[PROVIDED ENTRIES — start]

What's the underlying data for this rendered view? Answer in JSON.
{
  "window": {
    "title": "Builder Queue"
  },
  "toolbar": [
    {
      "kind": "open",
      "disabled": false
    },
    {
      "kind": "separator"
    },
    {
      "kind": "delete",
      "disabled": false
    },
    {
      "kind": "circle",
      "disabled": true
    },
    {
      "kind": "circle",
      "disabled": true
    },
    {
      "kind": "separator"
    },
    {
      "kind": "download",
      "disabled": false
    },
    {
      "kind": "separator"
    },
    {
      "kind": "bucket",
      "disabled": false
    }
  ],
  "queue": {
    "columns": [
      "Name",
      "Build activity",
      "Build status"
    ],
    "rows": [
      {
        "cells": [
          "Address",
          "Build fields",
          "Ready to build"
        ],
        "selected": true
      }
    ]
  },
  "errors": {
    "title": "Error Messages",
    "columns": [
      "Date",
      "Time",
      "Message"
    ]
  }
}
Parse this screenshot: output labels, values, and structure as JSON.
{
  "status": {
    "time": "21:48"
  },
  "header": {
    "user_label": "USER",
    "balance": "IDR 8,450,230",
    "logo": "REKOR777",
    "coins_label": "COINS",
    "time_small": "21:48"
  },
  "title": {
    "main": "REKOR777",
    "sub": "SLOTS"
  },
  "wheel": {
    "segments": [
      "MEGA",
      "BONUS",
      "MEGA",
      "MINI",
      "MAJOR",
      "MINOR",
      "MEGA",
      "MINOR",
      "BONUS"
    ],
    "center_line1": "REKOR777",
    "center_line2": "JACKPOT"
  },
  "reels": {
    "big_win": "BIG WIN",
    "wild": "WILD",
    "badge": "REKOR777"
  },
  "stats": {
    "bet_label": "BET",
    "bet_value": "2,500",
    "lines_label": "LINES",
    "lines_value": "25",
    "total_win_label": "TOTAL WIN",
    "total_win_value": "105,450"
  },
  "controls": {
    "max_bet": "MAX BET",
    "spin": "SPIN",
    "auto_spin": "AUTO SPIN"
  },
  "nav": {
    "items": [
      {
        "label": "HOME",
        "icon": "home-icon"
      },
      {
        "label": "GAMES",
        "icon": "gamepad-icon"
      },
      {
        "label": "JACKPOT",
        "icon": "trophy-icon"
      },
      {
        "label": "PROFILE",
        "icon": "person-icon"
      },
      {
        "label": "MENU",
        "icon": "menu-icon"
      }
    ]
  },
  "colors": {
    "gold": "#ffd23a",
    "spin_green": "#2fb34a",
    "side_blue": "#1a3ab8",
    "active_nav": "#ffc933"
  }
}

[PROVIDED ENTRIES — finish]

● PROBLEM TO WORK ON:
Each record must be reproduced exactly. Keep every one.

● RESPONSE BOX:
What's the underlying data for this rendered view? Answer in JSON.
{
  "window": {
    "title": "Builder Queue"
  },
  "toolbar": [
    {
      "kind": "open",
      "disabled": false
    },
    {
      "kind": "separator"
    },
    {
      "kind": "delete",
      "disabled": false
    },
    {
      "kind": "circle",
      "disabled": true
    },
    {
      "kind": "circle",
      "disabled": true
    },
    {
      "kind": "separator"
    },
    {
      "kind": "download",
      "disabled": false
    },
    {
      "kind": "separator"
    },
    {
      "kind": "bucket",
      "disabled": false
    }
  ],
  "queue": {
    "columns": [
      "Name",
      "Build activity",
      "Build status"
    ],
    "rows": [
      {
        "cells": [
          "Address",
          "Build fields",
          "Ready to build"
        ],
        "selected": true
      }
    ]
  },
  "errors": {
    "title": "Error Messages",
    "columns": [
      "Date",
      "Time",
      "Message"
    ]
  }
}
Parse this screenshot: output labels, values, and structure as JSON.
{
  "status": {
    "time": "21:48"
  },
  "header": {
    "user_label": "USER",
    "balance": "IDR 8,450,230",
    "logo": "REKOR777",
    "coins_label": "COINS",
    "time_small": "21:48"
  },
  "title": {
    "main": "REKOR777",
    "sub": "SLOTS"
  },
  "wheel": {
    "segments": [
      "MEGA",
      "BONUS",
      "MEGA",
      "MINI",
      "MAJOR",
      "MINOR",
      "MEGA",
      "MINOR",
      "BONUS"
    ],
    "center_line1": "REKOR777",
    "center_line2": "JACKPOT"
  },
  "reels": {
    "big_win": "BIG WIN",
    "wild": "WILD",
    "badge": "REKOR777"
  },
  "stats": {
    "bet_label": "BET",
    "bet_value": "2,500",
    "lines_label": "LINES",
    "lines_value": "25",
    "total_win_label": "TOTAL WIN",
    "total_win_value": "105,450"
  },
  "controls": {
    "max_bet": "MAX BET",
    "spin": "SPIN",
    "auto_spin": "AUTO SPIN"
  },
  "nav": {
    "items": [
      {
        "label": "HOME",
        "icon": "home-icon"
      },
      {
        "label": "GAMES",
        "icon": "gamepad-icon"
      },
      {
        "label": "JACKPOT",
        "icon": "trophy-icon"
      },
      {
        "label": "PROFILE",
        "icon": "person-icon"
      },
      {
        "label": "MENU",
        "icon": "menu-icon"
      }
    ]
  },
  "colors": {
    "gold": "#ffd23a",
    "spin_green": "#2fb34a",
    "side_blue": "#1a3ab8",
    "active_nav": "#ffc933"
  }
}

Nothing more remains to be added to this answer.